After a few minutes of pedaling, I gave serious thought to turning back in order to retrieve my lungs from under the blankets where I must have left them. Not wanting to let Dave down, however, I dug deeper, sucked at the thin air, and prayed that the sidewalls of my heart wouldn’t blow out from exertion.
This past winter I spent some time alone up at the cabin. I wrote a lot, slept a lot, and thought a lot. News of Dave’s diagnosis and upcoming treatment weighed extra heavy upon my mind and heart one afternoon, so after packing a few snacks, a water bottle, and my pistol into a backpack, I headed up the same trail Dave and I had ridden together years before. This time, however, I took to the trail on a snowmobile. An overnight storm had dusted the trail with fresh white powder; it swirled about behind me as I sped recklessly up the mountain, dodging low hanging branches and sliding around curves at high speed.
The trail flattened out for a spell, and instead of pushing the snow machine even harder, I slowed to a crawl, standing as I rode to get a view of my surroundings. I stopped altogether when to my right I spied a grove of aspens, their leaves gone for the winter and their ankles buried in snow. The sun was low in the western sky, and her light partnered with those trees and a winter wind to cast long, quaking shadows on the white ground. I looked up at those towering trees and thought about Elizabeth, about our kids, and about silent, inspired hope.

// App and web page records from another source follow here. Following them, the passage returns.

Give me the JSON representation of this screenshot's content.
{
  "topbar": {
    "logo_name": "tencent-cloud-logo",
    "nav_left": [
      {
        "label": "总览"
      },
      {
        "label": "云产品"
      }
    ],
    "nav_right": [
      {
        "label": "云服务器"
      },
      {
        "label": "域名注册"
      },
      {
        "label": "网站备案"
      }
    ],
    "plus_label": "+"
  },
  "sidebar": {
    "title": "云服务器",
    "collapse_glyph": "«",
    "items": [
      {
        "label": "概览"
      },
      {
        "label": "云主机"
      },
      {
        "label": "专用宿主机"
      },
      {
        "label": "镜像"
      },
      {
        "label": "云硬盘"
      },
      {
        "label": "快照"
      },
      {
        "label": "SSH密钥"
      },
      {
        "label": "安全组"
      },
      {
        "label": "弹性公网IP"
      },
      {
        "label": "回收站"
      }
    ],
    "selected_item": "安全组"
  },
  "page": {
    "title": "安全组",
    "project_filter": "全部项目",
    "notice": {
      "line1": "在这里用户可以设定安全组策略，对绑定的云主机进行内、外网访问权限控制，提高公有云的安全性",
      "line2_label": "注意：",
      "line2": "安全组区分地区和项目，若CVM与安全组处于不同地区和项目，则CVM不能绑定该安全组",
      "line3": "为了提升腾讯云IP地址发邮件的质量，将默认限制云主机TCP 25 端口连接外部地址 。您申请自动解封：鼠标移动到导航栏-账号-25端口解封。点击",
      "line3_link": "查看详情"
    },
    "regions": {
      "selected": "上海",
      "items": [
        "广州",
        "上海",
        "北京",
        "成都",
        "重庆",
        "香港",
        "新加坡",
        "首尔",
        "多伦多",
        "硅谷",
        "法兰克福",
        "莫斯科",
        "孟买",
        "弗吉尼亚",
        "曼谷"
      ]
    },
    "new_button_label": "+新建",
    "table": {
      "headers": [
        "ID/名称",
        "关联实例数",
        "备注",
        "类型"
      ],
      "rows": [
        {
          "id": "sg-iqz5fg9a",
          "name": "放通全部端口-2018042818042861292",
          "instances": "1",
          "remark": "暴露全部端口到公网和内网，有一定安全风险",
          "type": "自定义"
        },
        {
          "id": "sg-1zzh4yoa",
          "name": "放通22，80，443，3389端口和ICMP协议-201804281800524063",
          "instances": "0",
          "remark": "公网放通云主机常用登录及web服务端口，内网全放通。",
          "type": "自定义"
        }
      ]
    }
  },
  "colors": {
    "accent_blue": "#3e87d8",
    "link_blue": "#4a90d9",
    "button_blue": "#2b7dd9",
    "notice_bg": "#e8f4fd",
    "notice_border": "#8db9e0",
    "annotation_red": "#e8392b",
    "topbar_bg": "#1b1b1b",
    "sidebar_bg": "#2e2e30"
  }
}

Yes, I know Dave Gurney.
(Dave passed away on August 11, 2016 at the age of 49. I was honored to share the above at his celebration of life service.)